↓↓↓

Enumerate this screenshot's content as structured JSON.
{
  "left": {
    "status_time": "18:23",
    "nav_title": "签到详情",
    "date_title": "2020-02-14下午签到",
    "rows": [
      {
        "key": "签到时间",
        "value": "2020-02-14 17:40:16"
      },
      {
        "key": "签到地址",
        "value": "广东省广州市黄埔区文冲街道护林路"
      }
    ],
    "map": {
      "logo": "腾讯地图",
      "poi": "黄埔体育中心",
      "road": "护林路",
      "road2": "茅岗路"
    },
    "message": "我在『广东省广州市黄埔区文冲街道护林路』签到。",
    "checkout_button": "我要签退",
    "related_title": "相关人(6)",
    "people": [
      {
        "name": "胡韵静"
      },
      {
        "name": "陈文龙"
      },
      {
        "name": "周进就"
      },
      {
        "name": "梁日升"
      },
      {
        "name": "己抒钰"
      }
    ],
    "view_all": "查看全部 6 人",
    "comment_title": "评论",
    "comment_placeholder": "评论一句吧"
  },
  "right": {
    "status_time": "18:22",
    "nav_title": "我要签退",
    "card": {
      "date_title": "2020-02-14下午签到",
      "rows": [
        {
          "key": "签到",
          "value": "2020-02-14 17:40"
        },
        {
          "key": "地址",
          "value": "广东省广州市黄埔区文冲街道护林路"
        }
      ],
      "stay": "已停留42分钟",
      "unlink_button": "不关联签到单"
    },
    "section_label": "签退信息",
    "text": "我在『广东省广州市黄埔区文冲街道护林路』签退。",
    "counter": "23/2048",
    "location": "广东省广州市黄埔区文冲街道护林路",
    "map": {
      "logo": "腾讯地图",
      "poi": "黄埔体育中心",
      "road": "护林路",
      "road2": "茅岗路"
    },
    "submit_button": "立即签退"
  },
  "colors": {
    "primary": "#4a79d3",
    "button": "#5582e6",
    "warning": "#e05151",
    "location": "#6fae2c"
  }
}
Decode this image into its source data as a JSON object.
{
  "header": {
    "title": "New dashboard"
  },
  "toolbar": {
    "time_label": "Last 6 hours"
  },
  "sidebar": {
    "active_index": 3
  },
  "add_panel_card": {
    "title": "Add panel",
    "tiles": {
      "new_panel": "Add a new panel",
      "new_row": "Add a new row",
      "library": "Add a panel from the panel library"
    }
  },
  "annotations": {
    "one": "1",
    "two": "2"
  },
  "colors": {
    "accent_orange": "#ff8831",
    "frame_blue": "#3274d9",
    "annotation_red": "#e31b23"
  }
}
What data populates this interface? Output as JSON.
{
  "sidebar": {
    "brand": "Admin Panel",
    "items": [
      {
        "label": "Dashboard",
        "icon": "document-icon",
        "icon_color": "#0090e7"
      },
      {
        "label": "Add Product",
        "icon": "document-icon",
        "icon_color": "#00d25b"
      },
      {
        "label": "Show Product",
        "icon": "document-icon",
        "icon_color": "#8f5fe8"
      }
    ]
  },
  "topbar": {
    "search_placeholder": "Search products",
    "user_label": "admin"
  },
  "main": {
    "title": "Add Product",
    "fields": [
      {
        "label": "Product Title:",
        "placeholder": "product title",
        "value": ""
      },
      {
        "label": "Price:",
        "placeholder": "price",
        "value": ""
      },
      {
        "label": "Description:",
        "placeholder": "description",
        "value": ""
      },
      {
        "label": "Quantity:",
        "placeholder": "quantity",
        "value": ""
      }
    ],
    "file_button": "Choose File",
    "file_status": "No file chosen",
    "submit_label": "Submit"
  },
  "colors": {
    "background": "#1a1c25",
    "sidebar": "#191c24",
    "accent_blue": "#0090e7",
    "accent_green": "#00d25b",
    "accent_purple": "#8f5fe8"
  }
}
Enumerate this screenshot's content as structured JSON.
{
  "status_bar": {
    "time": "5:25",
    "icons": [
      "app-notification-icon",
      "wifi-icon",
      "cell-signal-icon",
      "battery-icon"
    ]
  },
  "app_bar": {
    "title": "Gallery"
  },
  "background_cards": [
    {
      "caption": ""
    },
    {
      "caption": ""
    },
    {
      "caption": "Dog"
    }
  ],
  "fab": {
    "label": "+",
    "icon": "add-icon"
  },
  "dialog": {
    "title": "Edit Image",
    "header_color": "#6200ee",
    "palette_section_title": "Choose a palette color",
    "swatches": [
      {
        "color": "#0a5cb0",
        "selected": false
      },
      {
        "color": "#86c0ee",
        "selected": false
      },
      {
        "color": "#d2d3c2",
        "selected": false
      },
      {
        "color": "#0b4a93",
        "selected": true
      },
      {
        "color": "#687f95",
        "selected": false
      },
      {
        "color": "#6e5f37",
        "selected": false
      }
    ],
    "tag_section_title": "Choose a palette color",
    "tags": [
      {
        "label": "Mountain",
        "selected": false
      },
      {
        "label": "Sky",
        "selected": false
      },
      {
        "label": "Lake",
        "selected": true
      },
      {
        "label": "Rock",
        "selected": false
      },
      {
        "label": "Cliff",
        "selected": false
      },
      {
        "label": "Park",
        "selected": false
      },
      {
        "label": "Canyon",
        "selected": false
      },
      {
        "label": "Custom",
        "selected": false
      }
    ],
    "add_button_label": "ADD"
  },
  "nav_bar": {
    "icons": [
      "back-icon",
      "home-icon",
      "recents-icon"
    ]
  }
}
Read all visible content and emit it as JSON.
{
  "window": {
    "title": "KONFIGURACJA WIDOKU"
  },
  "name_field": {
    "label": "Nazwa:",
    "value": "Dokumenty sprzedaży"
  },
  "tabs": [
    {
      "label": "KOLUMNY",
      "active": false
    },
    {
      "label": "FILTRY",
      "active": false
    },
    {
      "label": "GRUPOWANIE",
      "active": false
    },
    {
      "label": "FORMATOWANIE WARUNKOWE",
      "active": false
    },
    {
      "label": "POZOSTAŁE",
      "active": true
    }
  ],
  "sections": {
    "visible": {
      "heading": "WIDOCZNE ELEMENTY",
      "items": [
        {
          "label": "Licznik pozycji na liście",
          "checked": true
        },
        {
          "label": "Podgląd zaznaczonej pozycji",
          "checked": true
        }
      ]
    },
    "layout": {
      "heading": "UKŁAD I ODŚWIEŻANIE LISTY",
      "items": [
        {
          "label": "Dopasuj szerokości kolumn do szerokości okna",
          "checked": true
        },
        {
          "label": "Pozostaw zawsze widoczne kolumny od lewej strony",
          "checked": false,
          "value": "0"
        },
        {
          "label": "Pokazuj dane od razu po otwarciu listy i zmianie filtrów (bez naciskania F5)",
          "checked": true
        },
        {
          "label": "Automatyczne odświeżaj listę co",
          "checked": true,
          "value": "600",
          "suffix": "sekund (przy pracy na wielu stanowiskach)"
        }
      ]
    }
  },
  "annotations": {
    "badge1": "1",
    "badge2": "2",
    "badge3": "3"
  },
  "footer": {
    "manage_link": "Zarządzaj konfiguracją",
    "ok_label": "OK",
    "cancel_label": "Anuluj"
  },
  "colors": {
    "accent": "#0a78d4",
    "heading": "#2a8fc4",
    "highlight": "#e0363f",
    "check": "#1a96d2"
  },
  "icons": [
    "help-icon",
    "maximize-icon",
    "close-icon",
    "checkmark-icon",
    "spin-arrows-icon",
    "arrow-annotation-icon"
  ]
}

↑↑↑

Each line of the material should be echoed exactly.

Enumerate this screenshot's content as structured JSON.
{
  "left": {
    "status_time": "18:23",
    "nav_title": "签到详情",
    "date_title": "2020-02-14下午签到",
    "rows": [
      {
        "key": "签到时间",
        "value": "2020-02-14 17:40:16"
      },
      {
        "key": "签到地址",
        "value": "广东省广州市黄埔区文冲街道护林路"
      }
    ],
    "map": {
      "logo": "腾讯地图",
      "poi": "黄埔体育中心",
      "road": "护林路",
      "road2": "茅岗路"
    },
    "message": "我在『广东省广州市黄埔区文冲街道护林路』签到。",
    "checkout_button": "我要签退",
    "related_title": "相关人(6)",
    "people": [
      {
        "name": "胡韵静"
      },
      {
        "name": "陈文龙"
      },
      {
        "name": "周进就"
      },
      {
        "name": "梁日升"
      },
      {
        "name": "己抒钰"
      }
    ],
    "view_all": "查看全部 6 人",
    "comment_title": "评论",
    "comment_placeholder": "评论一句吧"
  },
  "right": {
    "status_time": "18:22",
    "nav_title": "我要签退",
    "card": {
      "date_title": "2020-02-14下午签到",
      "rows": [
        {
          "key": "签到",
          "value": "2020-02-14 17:40"
        },
        {
          "key": "地址",
          "value": "广东省广州市黄埔区文冲街道护林路"
        }
      ],
      "stay": "已停留42分钟",
      "unlink_button": "不关联签到单"
    },
    "section_label": "签退信息",
    "text": "我在『广东省广州市黄埔区文冲街道护林路』签退。",
    "counter": "23/2048",
    "location": "广东省广州市黄埔区文冲街道护林路",
    "map": {
      "logo": "腾讯地图",
      "poi": "黄埔体育中心",
      "road": "护林路",
      "road2": "茅岗路"
    },
    "submit_button": "立即签退"
  },
  "colors": {
    "primary": "#4a79d3",
    "button": "#5582e6",
    "warning": "#e05151",
    "location": "#6fae2c"
  }
}
Decode this image into its source data as a JSON object.
{
  "header": {
    "title": "New dashboard"
  },
  "toolbar": {
    "time_label": "Last 6 hours"
  },
  "sidebar": {
    "active_index": 3
  },
  "add_panel_card": {
    "title": "Add panel",
    "tiles": {
      "new_panel": "Add a new panel",
      "new_row": "Add a new row",
      "library": "Add a panel from the panel library"
    }
  },
  "annotations": {
    "one": "1",
    "two": "2"
  },
  "colors": {
    "accent_orange": "#ff8831",
    "frame_blue": "#3274d9",
    "annotation_red": "#e31b23"
  }
}
What data populates this interface? Output as JSON.
{
  "sidebar": {
    "brand": "Admin Panel",
    "items": [
      {
        "label": "Dashboard",
        "icon": "document-icon",
        "icon_color": "#0090e7"
      },
      {
        "label": "Add Product",
        "icon": "document-icon",
        "icon_color": "#00d25b"
      },
      {
        "label": "Show Product",
        "icon": "document-icon",
        "icon_color": "#8f5fe8"
      }
    ]
  },
  "topbar": {
    "search_placeholder": "Search products",
    "user_label": "admin"
  },
  "main": {
    "title": "Add Product",
    "fields": [
      {
        "label": "Product Title:",
        "placeholder": "product title",
        "value": ""
      },
      {
        "label": "Price:",
        "placeholder": "price",
        "value": ""
      },
      {
        "label": "Description:",
        "placeholder": "description",
        "value": ""
      },
      {
        "label": "Quantity:",
        "placeholder": "quantity",
        "value": ""
      }
    ],
    "file_button": "Choose File",
    "file_status": "No file chosen",
    "submit_label": "Submit"
  },
  "colors": {
    "background": "#1a1c25",
    "sidebar": "#191c24",
    "accent_blue": "#0090e7",
    "accent_green": "#00d25b",
    "accent_purple": "#8f5fe8"
  }
}
Enumerate this screenshot's content as structured JSON.
{
  "status_bar": {
    "time": "5:25",
    "icons": [
      "app-notification-icon",
      "wifi-icon",
      "cell-signal-icon",
      "battery-icon"
    ]
  },
  "app_bar": {
    "title": "Gallery"
  },
  "background_cards": [
    {
      "caption": ""
    },
    {
      "caption": ""
    },
    {
      "caption": "Dog"
    }
  ],
  "fab": {
    "label": "+",
    "icon": "add-icon"
  },
  "dialog": {
    "title": "Edit Image",
    "header_color": "#6200ee",
    "palette_section_title": "Choose a palette color",
    "swatches": [
      {
        "color": "#0a5cb0",
        "selected": false
      },
      {
        "color": "#86c0ee",
        "selected": false
      },
      {
        "color": "#d2d3c2",
        "selected": false
      },
      {
        "color": "#0b4a93",
        "selected": true
      },
      {
        "color": "#687f95",
        "selected": false
      },
      {
        "color": "#6e5f37",
        "selected": false
      }
    ],
    "tag_section_title": "Choose a palette color",
    "tags": [
      {
        "label": "Mountain",
        "selected": false
      },
      {
        "label": "Sky",
        "selected": false
      },
      {
        "label": "Lake",
        "selected": true
      },
      {
        "label": "Rock",
        "selected": false
      },
      {
        "label": "Cliff",
        "selected": false
      },
      {
        "label": "Park",
        "selected": false
      },
      {
        "label": "Canyon",
        "selected": false
      },
      {
        "label": "Custom",
        "selected": false
      }
    ],
    "add_button_label": "ADD"
  },
  "nav_bar": {
    "icons": [
      "back-icon",
      "home-icon",
      "recents-icon"
    ]
  }
}
Read all visible content and emit it as JSON.
{
  "window": {
    "title": "KONFIGURACJA WIDOKU"
  },
  "name_field": {
    "label": "Nazwa:",
    "value": "Dokumenty sprzedaży"
  },
  "tabs": [
    {
      "label": "KOLUMNY",
      "active": false
    },
    {
      "label": "FILTRY",
      "active": false
    },
    {
      "label": "GRUPOWANIE",
      "active": false
    },
    {
      "label": "FORMATOWANIE WARUNKOWE",
      "active": false
    },
    {
      "label": "POZOSTAŁE",
      "active": true
    }
  ],
  "sections": {
    "visible": {
      "heading": "WIDOCZNE ELEMENTY",
      "items": [
        {
          "label": "Licznik pozycji na liście",
          "checked": true
        },
        {
          "label": "Podgląd zaznaczonej pozycji",
          "checked": true
        }
      ]
    },
    "layout": {
      "heading": "UKŁAD I ODŚWIEŻANIE LISTY",
      "items": [
        {
          "label": "Dopasuj szerokości kolumn do szerokości okna",
          "checked": true
        },
        {
          "label": "Pozostaw zawsze widoczne kolumny od lewej strony",
          "checked": false,
          "value": "0"
        },
        {
          "label": "Pokazuj dane od razu po otwarciu listy i zmianie filtrów (bez naciskania F5)",
          "checked": true
        },
        {
          "label": "Automatyczne odświeżaj listę co",
          "checked": true,
          "value": "600",
          "suffix": "sekund (przy pracy na wielu stanowiskach)"
        }
      ]
    }
  },
  "annotations": {
    "badge1": "1",
    "badge2": "2",
    "badge3": "3"
  },
  "footer": {
    "manage_link": "Zarządzaj konfiguracją",
    "ok_label": "OK",
    "cancel_label": "Anuluj"
  },
  "colors": {
    "accent": "#0a78d4",
    "heading": "#2a8fc4",
    "highlight": "#e0363f",
    "check": "#1a96d2"
  },
  "icons": [
    "help-icon",
    "maximize-icon",
    "close-icon",
    "checkmark-icon",
    "spin-arrows-icon",
    "arrow-annotation-icon"
  ]
}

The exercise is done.